- **Exercise prompt**:
The records that appear below are to be restated word for word.

- **Source records**:

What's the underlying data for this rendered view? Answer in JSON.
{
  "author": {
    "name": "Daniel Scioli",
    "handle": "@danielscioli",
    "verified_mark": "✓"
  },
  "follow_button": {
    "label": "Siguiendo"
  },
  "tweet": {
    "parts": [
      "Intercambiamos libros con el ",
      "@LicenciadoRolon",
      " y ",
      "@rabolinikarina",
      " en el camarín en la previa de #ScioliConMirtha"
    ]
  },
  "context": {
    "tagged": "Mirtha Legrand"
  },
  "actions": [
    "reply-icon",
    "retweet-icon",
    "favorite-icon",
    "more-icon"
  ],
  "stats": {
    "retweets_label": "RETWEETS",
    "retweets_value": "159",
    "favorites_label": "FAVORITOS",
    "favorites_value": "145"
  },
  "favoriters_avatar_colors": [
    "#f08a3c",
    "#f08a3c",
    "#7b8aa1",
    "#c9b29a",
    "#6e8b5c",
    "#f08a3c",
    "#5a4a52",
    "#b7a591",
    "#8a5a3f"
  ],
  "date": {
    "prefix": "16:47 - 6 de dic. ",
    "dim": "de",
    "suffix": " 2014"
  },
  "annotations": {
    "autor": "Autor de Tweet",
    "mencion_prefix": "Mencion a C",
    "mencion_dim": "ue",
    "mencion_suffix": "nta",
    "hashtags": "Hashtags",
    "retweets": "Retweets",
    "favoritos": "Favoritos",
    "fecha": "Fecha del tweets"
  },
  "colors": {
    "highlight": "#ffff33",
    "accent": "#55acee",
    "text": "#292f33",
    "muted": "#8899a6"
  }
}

- **Your solution**:
What's the underlying data for this rendered view? Answer in JSON.
{
  "author": {
    "name": "Daniel Scioli",
    "handle": "@danielscioli",
    "verified_mark": "✓"
  },
  "follow_button": {
    "label": "Siguiendo"
  },
  "tweet": {
    "parts": [
      "Intercambiamos libros con el ",
      "@LicenciadoRolon",
      " y ",
      "@rabolinikarina",
      " en el camarín en la previa de #ScioliConMirtha"
    ]
  },
  "context": {
    "tagged": "Mirtha Legrand"
  },
  "actions": [
    "reply-icon",
    "retweet-icon",
    "favorite-icon",
    "more-icon"
  ],
  "stats": {
    "retweets_label": "RETWEETS",
    "retweets_value": "159",
    "favorites_label": "FAVORITOS",
    "favorites_value": "145"
  },
  "favoriters_avatar_colors": [
    "#f08a3c",
    "#f08a3c",
    "#7b8aa1",
    "#c9b29a",
    "#6e8b5c",
    "#f08a3c",
    "#5a4a52",
    "#b7a591",
    "#8a5a3f"
  ],
  "date": {
    "prefix": "16:47 - 6 de dic. ",
    "dim": "de",
    "suffix": " 2014"
  },
  "annotations": {
    "autor": "Autor de Tweet",
    "mencion_prefix": "Mencion a C",
    "mencion_dim": "ue",
    "mencion_suffix": "nta",
    "hashtags": "Hashtags",
    "retweets": "Retweets",
    "favoritos": "Favoritos",
    "fecha": "Fecha del tweets"
  },
  "colors": {
    "highlight": "#ffff33",
    "accent": "#55acee",
    "text": "#292f33",
    "muted": "#8899a6"
  }
}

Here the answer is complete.